By Carl HoweWhy can't the bits go out as fast as they come into my home?
When we wrote about AT&T and Verizon launching must-lose-money TV, we recommended that one of the things carriers could do to revive their moribund local line businesses was to deliver upstream as well as downstream bandwidth. It turns out, I'm not the only one who thinks that today's asymmetrical broadband services are just roadblocks to both small business needs and telco growth. Yesterday, Doc Searls wrote an insightful piece titled, The Costs of Asymmetry where he postulates that asymmetrical services actually are stifling new business opportunities and growth. And he points to out that there really is no technological reason for this other than some flawed assumptions the telcos made about a decade ago.
So the question is, which carrier will be the first to provide symmetrical services as a differentiating concept to capture small businesses and the consumer digerati?

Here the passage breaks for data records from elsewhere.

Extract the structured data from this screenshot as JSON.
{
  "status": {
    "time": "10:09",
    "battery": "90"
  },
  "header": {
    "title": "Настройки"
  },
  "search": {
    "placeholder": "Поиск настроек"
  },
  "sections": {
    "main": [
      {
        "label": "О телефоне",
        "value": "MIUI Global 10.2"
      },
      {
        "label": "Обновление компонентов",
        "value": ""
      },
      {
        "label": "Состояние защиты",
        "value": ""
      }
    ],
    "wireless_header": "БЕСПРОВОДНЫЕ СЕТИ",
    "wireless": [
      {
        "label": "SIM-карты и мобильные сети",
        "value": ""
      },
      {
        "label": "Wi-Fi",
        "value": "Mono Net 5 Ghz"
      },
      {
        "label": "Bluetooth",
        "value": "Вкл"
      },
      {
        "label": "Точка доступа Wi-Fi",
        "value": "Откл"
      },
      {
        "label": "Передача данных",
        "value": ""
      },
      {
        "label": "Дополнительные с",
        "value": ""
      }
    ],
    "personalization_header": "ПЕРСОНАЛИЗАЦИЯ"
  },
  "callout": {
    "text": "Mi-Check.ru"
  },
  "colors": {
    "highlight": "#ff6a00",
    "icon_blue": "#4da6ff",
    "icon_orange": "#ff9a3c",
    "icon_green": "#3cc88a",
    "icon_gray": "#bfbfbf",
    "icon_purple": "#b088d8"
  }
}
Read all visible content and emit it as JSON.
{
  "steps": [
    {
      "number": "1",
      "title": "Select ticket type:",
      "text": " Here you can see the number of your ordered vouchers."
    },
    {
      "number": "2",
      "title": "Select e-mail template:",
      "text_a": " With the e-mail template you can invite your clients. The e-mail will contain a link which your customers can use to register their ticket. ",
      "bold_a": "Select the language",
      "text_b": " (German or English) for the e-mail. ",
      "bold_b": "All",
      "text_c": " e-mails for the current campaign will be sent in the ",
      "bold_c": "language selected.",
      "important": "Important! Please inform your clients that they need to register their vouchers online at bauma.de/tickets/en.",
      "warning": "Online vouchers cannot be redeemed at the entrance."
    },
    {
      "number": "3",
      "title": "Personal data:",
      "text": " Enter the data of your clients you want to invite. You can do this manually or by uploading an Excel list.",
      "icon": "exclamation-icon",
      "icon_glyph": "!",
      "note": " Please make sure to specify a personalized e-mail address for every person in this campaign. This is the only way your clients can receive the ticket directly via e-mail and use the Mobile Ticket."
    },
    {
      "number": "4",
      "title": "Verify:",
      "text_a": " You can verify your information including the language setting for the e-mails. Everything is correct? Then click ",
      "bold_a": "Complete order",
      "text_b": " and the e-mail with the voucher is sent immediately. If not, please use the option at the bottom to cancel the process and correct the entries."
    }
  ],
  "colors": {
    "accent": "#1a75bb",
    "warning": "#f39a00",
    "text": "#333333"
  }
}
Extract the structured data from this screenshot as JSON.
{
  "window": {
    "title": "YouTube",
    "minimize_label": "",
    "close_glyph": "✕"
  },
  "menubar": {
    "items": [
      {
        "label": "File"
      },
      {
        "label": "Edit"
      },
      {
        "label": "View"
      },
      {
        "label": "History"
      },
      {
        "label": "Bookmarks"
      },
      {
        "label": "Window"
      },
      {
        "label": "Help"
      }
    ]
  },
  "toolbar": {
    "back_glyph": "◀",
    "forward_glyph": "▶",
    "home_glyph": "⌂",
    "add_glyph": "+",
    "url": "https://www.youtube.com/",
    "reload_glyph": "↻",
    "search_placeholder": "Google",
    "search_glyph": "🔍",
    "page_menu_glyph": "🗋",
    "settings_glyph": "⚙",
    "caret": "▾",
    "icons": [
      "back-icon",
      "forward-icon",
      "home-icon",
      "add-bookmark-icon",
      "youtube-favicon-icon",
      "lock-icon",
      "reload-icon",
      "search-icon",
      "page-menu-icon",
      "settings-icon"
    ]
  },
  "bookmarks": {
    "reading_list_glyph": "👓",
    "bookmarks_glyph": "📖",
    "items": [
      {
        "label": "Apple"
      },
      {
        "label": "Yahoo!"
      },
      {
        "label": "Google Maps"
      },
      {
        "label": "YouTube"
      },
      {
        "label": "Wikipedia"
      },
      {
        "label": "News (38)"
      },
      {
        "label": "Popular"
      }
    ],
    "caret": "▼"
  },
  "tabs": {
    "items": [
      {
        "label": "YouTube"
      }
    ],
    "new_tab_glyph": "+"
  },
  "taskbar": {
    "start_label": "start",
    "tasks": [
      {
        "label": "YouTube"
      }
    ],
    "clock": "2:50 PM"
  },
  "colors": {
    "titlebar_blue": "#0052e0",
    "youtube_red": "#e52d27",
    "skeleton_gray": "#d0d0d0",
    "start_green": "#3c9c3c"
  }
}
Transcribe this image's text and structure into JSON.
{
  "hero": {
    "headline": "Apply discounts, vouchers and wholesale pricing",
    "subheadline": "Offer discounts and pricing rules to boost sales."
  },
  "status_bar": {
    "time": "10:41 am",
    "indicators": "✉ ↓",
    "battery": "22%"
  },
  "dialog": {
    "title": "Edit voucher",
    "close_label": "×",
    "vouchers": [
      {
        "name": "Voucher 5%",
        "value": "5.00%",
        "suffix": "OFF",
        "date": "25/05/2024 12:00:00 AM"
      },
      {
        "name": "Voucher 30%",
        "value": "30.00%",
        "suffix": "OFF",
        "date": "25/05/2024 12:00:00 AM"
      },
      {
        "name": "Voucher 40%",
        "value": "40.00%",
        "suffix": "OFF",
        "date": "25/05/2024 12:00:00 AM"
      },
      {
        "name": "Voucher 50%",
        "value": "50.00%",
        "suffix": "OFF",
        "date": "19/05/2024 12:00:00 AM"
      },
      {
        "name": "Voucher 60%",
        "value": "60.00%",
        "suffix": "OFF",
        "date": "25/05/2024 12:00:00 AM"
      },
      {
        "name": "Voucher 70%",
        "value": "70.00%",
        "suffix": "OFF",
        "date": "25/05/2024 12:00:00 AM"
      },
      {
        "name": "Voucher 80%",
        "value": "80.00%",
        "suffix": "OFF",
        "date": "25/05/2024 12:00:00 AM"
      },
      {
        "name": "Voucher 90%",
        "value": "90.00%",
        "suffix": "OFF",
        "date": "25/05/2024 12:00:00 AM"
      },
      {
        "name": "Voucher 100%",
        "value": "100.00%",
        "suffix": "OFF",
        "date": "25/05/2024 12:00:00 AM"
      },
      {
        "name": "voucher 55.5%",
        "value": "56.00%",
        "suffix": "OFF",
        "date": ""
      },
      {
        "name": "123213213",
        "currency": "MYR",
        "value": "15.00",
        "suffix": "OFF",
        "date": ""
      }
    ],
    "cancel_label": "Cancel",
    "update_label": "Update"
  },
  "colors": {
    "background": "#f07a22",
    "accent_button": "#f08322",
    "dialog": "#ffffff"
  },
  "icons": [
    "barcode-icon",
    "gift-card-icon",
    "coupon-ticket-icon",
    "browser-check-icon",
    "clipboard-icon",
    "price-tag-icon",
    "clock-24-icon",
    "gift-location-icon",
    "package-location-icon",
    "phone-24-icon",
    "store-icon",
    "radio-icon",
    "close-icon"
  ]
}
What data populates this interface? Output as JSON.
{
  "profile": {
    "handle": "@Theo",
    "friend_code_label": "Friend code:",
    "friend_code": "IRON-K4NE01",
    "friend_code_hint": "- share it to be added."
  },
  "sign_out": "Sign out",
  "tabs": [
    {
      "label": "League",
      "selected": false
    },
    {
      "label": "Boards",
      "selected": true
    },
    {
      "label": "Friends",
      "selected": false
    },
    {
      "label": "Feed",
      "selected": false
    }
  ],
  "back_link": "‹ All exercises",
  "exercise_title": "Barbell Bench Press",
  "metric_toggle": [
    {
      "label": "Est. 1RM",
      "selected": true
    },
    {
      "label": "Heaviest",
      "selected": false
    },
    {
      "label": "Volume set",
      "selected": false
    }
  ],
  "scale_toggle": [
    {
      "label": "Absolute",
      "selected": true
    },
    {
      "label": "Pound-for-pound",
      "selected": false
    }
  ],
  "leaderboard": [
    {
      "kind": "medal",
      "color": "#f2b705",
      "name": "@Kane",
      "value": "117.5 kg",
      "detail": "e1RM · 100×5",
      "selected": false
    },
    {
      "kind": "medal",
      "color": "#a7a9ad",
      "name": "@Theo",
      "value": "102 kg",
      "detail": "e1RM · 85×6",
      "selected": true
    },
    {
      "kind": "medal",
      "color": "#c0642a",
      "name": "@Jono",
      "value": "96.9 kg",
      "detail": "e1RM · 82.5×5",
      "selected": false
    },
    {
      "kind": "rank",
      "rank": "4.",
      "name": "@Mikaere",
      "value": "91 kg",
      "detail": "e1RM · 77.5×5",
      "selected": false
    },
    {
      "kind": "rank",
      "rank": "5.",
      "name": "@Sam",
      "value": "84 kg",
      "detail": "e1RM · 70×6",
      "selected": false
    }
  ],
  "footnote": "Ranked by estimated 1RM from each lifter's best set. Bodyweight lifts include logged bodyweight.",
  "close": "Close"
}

My bet: it won't be a traditional carrier at all. My bets are on 1) a new entrant such as Google, and/or 2) Comcast, as a strategy to capture business customers who don't think about cable as an option. But given that companies like Verizon already offer symmetric DSL to businesses, they could steal a march on their competitors; all it would take is vision and some different marketing.
And by the way, is it just me, or does Doc Searls bear a startling resemblance to Teddy Roosevelt?